Aim of the exercise: Your reply should reproduce each entry exactly and contain no pictures.

---*---

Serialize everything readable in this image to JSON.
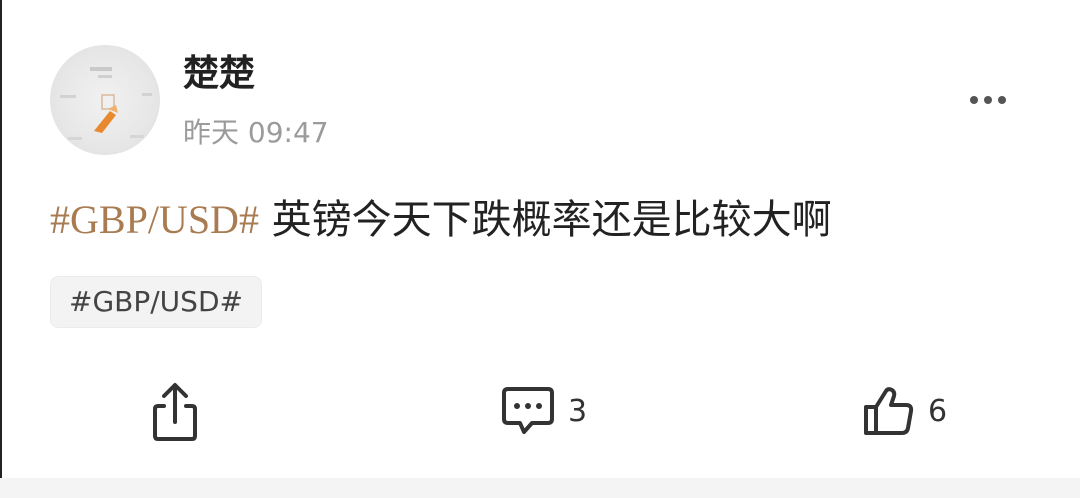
{
  "post": {
    "username": "楚楚",
    "timestamp": "昨天 09:47",
    "hashtag": "#GBP/USD#",
    "text": " 英镑今天下跌概率还是比较大啊",
    "topic_chip": "#GBP/USD#"
  },
  "actions": {
    "share_icon": "share-icon",
    "comment_icon": "comment-icon",
    "comment_count": "3",
    "like_icon": "thumbs-up-icon",
    "like_count": "6",
    "more_icon": "more-horizontal-icon"
  },
  "colors": {
    "hashtag": "#a97b50",
    "text": "#222222",
    "timestamp": "#9b9b9b",
    "background": "#f4f4f4"
  }
}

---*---

Result of this exercise:
Serialize everything readable in this image to JSON.
{
  "post": {
    "username": "楚楚",
    "timestamp": "昨天 09:47",
    "hashtag": "#GBP/USD#",
    "text": " 英镑今天下跌概率还是比较大啊",
    "topic_chip": "#GBP/USD#"
  },
  "actions": {
    "share_icon": "share-icon",
    "comment_icon": "comment-icon",
    "comment_count": "3",
    "like_icon": "thumbs-up-icon",
    "like_count": "6",
    "more_icon": "more-horizontal-icon"
  },
  "colors": {
    "hashtag": "#a97b50",
    "text": "#222222",
    "timestamp": "#9b9b9b",
    "background": "#f4f4f4"
  }
}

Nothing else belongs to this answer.